    “I don’t know what gear I had for the finish, probably 52x12, but it felt so big. I was lucky enough to be in the front. When I saw the move from Caisse d’Epargne and the yellow jersey [Lars Boom] jumping, I fortunately had the legs to go across with 15km to go. I also had the legs to win the sprint.”

    Henderson enjoyed his third win for this year. However today’s victory marked his first UCI win - the Bay Crits in Melbourne and the Down Under criterium are not on the international calendar.

    The 33-year-old is obviously a pro in form but his progression as a sprinter over the last few years has taken time. He had to wait until his thirties before he started winning at the highest level, after he bagged a stage in the Vuelta last year. Now he knows no objective is too high for him in the world of the sprinters.

    The Tour Down Under left him a taste of unfinished business as he came twice second, including on the last day behind his Australian teammate Chris Sutton who was leading out the sprint for him but stayed ahead on the finishing line.

    That led Henderson to comment on twitter: “ouch. just been informed if I won 2day I would have been 2nd overall at TDU. Takes a little of the gloss off to be honest.”

    In the lead group...

  • Vacansoleil and Skil-Shimano mark each other

    Brice Feillu looking chippper before the start.
    Article published:
    March 08, 2010, 18:16 GMT
    Jean-François Quénet

    Dutch squads attack at Paris-Nice as fight for Tour wild cards heats up

    Dutch teams Vacansoleil and Skil-Shimano have shown that hunting season is well and truly open as Pro Continental teams chase a wild card invitation to the Tour de France.

    It took little more than three kilometres in the opening road stage of Paris-Nice on Monday before a rider from Vacansoleil, Romain Feillu, attacked. The Frenchman, who was riding on roads close to Vendôme where he grew up, was quickly joined in the escape by Albert Timmer from Skil-Shimano.

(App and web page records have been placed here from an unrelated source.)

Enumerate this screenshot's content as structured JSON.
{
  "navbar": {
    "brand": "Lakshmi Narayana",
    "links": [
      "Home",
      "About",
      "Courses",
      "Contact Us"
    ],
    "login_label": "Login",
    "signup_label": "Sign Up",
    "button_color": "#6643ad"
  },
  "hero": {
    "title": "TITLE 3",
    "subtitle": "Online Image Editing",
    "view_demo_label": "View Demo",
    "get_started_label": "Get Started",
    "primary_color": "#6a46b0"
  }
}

    The two Dutch squads are candidates for an invitation to ride the 2010 Tour de France, a race that will start in their home country, in Rotterdam on July 3. While Skil-Shimano will benefit from the positive precedent set at their debut Tour participation in 2009, Vacansoleil will rely heavily on their recruitment of the Feillu brothers - Romain and 2009 Tour de France stage winner, Brice - to seduce the race organisers.

    "There’s nothing going on between our two teams," said Iwan Spekenbrink, Team Manager of Skil-Shimano. "But it’s not a coincidence that we’ve seen these two teams on the attack today: we have the same objective. We both want to attack for the same reason."

    Timmer denied he went to the front to simply prevent Vacansoleil from reaping maximum exposure from the escape attempt. "The first attack was a good one," he said. "I saw Romain [Feillu] going and nobody followed him, so I went as well. 140 out of the 150 kilometres we rode in the front were with tail wind. We talked and worked well together. If it was a rider from another team, I would have gone as well. It was my duty to go on the attack today."

    "Everytime there is a Vacansoleil and a Skil-Shimano rider in the front of a race, of course, the selection for the Tour de France is in our mind," said Romain...